### WHAT THE TASK REQUIRES
The records come next. Copy all of them exactly.

*** PROVIDED INFORMATION ***

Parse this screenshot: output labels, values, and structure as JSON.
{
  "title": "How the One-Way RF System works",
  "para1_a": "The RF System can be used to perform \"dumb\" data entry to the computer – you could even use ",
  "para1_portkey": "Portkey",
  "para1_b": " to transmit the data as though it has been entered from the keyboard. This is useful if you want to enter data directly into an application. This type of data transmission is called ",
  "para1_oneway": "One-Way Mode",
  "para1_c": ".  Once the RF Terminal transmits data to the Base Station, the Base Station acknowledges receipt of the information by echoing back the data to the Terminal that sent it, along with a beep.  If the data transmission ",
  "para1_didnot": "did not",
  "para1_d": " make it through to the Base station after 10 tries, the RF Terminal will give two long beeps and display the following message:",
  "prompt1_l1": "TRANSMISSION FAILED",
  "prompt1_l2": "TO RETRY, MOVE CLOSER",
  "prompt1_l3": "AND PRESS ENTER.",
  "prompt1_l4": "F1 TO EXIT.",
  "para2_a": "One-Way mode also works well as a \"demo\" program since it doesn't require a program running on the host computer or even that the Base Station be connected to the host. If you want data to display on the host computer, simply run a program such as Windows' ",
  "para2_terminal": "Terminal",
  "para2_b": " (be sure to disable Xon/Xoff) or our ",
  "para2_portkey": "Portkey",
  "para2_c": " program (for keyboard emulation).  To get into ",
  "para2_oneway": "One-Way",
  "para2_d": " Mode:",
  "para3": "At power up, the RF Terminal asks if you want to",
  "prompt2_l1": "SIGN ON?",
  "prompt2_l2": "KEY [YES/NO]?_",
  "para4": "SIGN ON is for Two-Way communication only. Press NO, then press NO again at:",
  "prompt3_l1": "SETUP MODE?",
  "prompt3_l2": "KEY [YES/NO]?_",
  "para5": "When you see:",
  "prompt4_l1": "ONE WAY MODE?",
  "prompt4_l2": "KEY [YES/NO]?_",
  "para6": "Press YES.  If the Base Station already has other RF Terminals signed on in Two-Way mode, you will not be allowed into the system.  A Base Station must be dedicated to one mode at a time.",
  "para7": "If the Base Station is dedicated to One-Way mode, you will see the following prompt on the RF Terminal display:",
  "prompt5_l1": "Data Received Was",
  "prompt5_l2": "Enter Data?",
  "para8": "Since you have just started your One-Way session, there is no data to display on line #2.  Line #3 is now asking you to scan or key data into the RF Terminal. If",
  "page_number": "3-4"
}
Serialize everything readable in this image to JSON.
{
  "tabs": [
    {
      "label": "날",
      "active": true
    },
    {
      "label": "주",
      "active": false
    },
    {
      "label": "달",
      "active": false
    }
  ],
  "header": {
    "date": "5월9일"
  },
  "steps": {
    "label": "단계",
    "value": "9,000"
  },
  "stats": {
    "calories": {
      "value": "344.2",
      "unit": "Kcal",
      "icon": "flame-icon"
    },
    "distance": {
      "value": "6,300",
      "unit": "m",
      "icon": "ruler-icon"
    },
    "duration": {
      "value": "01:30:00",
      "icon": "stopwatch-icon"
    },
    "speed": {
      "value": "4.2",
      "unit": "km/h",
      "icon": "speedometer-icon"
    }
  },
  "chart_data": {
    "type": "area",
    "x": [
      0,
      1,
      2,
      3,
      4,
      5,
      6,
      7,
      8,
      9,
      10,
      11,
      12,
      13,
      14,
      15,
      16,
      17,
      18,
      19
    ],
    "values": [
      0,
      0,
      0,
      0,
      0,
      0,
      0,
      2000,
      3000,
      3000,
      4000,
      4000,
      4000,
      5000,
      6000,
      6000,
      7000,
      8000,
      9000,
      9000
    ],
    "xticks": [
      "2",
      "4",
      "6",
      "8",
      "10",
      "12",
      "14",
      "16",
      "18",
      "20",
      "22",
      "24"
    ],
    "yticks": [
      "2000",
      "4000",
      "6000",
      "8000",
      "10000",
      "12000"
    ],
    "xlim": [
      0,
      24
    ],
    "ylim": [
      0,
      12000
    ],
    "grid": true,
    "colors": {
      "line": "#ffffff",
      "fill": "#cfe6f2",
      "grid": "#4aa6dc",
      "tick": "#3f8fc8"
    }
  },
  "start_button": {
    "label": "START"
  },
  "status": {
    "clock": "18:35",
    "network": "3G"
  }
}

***

### TASK OUTPUT
Parse this screenshot: output labels, values, and structure as JSON.
{
  "title": "How the One-Way RF System works",
  "para1_a": "The RF System can be used to perform \"dumb\" data entry to the computer – you could even use ",
  "para1_portkey": "Portkey",
  "para1_b": " to transmit the data as though it has been entered from the keyboard. This is useful if you want to enter data directly into an application. This type of data transmission is called ",
  "para1_oneway": "One-Way Mode",
  "para1_c": ".  Once the RF Terminal transmits data to the Base Station, the Base Station acknowledges receipt of the information by echoing back the data to the Terminal that sent it, along with a beep.  If the data transmission ",
  "para1_didnot": "did not",
  "para1_d": " make it through to the Base station after 10 tries, the RF Terminal will give two long beeps and display the following message:",
  "prompt1_l1": "TRANSMISSION FAILED",
  "prompt1_l2": "TO RETRY, MOVE CLOSER",
  "prompt1_l3": "AND PRESS ENTER.",
  "prompt1_l4": "F1 TO EXIT.",
  "para2_a": "One-Way mode also works well as a \"demo\" program since it doesn't require a program running on the host computer or even that the Base Station be connected to the host. If you want data to display on the host computer, simply run a program such as Windows' ",
  "para2_terminal": "Terminal",
  "para2_b": " (be sure to disable Xon/Xoff) or our ",
  "para2_portkey": "Portkey",
  "para2_c": " program (for keyboard emulation).  To get into ",
  "para2_oneway": "One-Way",
  "para2_d": " Mode:",
  "para3": "At power up, the RF Terminal asks if you want to",
  "prompt2_l1": "SIGN ON?",
  "prompt2_l2": "KEY [YES/NO]?_",
  "para4": "SIGN ON is for Two-Way communication only. Press NO, then press NO again at:",
  "prompt3_l1": "SETUP MODE?",
  "prompt3_l2": "KEY [YES/NO]?_",
  "para5": "When you see:",
  "prompt4_l1": "ONE WAY MODE?",
  "prompt4_l2": "KEY [YES/NO]?_",
  "para6": "Press YES.  If the Base Station already has other RF Terminals signed on in Two-Way mode, you will not be allowed into the system.  A Base Station must be dedicated to one mode at a time.",
  "para7": "If the Base Station is dedicated to One-Way mode, you will see the following prompt on the RF Terminal display:",
  "prompt5_l1": "Data Received Was",
  "prompt5_l2": "Enter Data?",
  "para8": "Since you have just started your One-Way session, there is no data to display on line #2.  Line #3 is now asking you to scan or key data into the RF Terminal. If",
  "page_number": "3-4"
}
Serialize everything readable in this image to JSON.
{
  "tabs": [
    {
      "label": "날",
      "active": true
    },
    {
      "label": "주",
      "active": false
    },
    {
      "label": "달",
      "active": false
    }
  ],
  "header": {
    "date": "5월9일"
  },
  "steps": {
    "label": "단계",
    "value": "9,000"
  },
  "stats": {
    "calories": {
      "value": "344.2",
      "unit": "Kcal",
      "icon": "flame-icon"
    },
    "distance": {
      "value": "6,300",
      "unit": "m",
      "icon": "ruler-icon"
    },
    "duration": {
      "value": "01:30:00",
      "icon": "stopwatch-icon"
    },
    "speed": {
      "value": "4.2",
      "unit": "km/h",
      "icon": "speedometer-icon"
    }
  },
  "chart_data": {
    "type": "area",
    "x": [
      0,
      1,
      2,
      3,
      4,
      5,
      6,
      7,
      8,
      9,
      10,
      11,
      12,
      13,
      14,
      15,
      16,
      17,
      18,
      19
    ],
    "values": [
      0,
      0,
      0,
      0,
      0,
      0,
      0,
      2000,
      3000,
      3000,
      4000,
      4000,
      4000,
      5000,
      6000,
      6000,
      7000,
      8000,
      9000,
      9000
    ],
    "xticks": [
      "2",
      "4",
      "6",
      "8",
      "10",
      "12",
      "14",
      "16",
      "18",
      "20",
      "22",
      "24"
    ],
    "yticks": [
      "2000",
      "4000",
      "6000",
      "8000",
      "10000",
      "12000"
    ],
    "xlim": [
      0,
      24
    ],
    "ylim": [
      0,
      12000
    ],
    "grid": true,
    "colors": {
      "line": "#ffffff",
      "fill": "#cfe6f2",
      "grid": "#4aa6dc",
      "tick": "#3f8fc8"
    }
  },
  "start_button": {
    "label": "START"
  },
  "status": {
    "clock": "18:35",
    "network": "3G"
  }
}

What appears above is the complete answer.